But Kemp wasn't Montana and the 49ers couldn't play losing teams every week. That reality set in against Minnesota when, again, even with a strong effort from Kemp, the team simply couldn't close the deal, eventually losing in overtime. And then the unthinkable happened.

While playing Atlanta to a rare tie, Kemp went down. It seemed as though the 49ers' hopes would rest in the hands of third-stringer Mike Moroski.

Amazingly, Moroski played capably in Kemp's stead, at least insofar as the expectation for a third-string quarterback are concerned, defeating the Packers in his first start. The reality is that this victory had as much to do with the Packers being a terrible team as it had to do with the quality of any of the offensive players (as none played particularly well), but the win was still a win and, somehow, the 49ers were sitting pretty in the division at 5-2-1.

Even better than that, the team doctor had cleared Joe Montana to practice. Following a surgery for an injury that had been slated to keep him out for the season at a minimum, Joe Montana was ready to be back on the field after only seven games. Walsh wasn't so eager to test his star quarterback's back, though, and held him out that week, a loss to New Orleans.

Montana's return against the St. Louis Cardinals was a triumph. Throwing for three touchdowns and over 250 yards, he looked as sharp and as crisp as ever. And the team responded by scoring more points than they had all season in the 43-17 victory.

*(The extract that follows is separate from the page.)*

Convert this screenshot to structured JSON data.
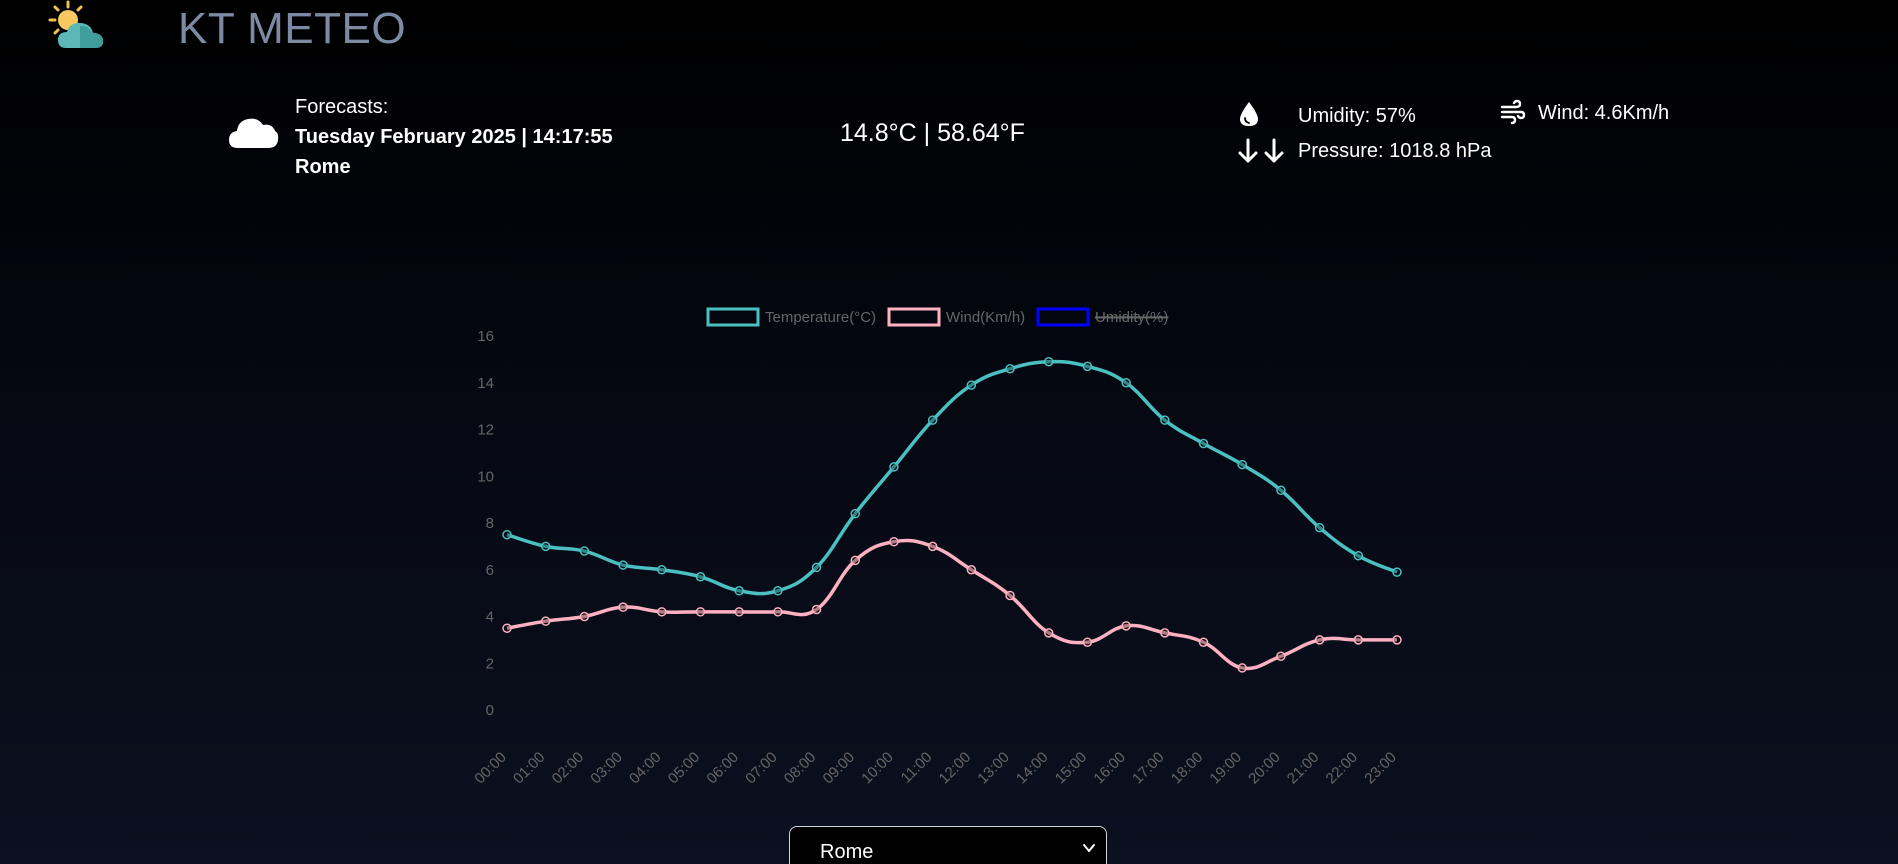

It wasn't all Montana magic after his return, though. Over the next three games, the 49ers looked again like a flawed team, alternating between losses and wins while struggling to find the offensive rhythm that would complement the surprising proficiency of their newer, younger defense. But under Montana the team had always been resilient, and after struggling to 7-5-1, they finished off the season by winning three in a row - including a critical game in the final week of the season against the Rams. A loss would have kept them out of the playoffs. The win pushed them through.

The playoff run in 1986 was a short one, though. Coming up against the New York Giants, who they had defeated in the playoffs in 1984, and lost to in the playoffs in 1985. The Giants had become one of the absolute best teams in the league and the 49ers, despite the sheer talent of their core players, were still trying to rebuild. The game was a disaster. Joe Montana was knocked out with a concussion, again putting his future in jeopardy, and the 49ers were humiliated 49-3.

New Section:

There is no new section. I've had a very stressful week, and I didn't have the time or, more accurately, the inclination to really figure it out. I'll absolutely have this issue resolved for next weeks installment. As before, any and all suggestions are welcome.

Primary References:
Glenn Dickey, San Francisco 49ers: The First 50 Years. Turner Publishing Inc. 1995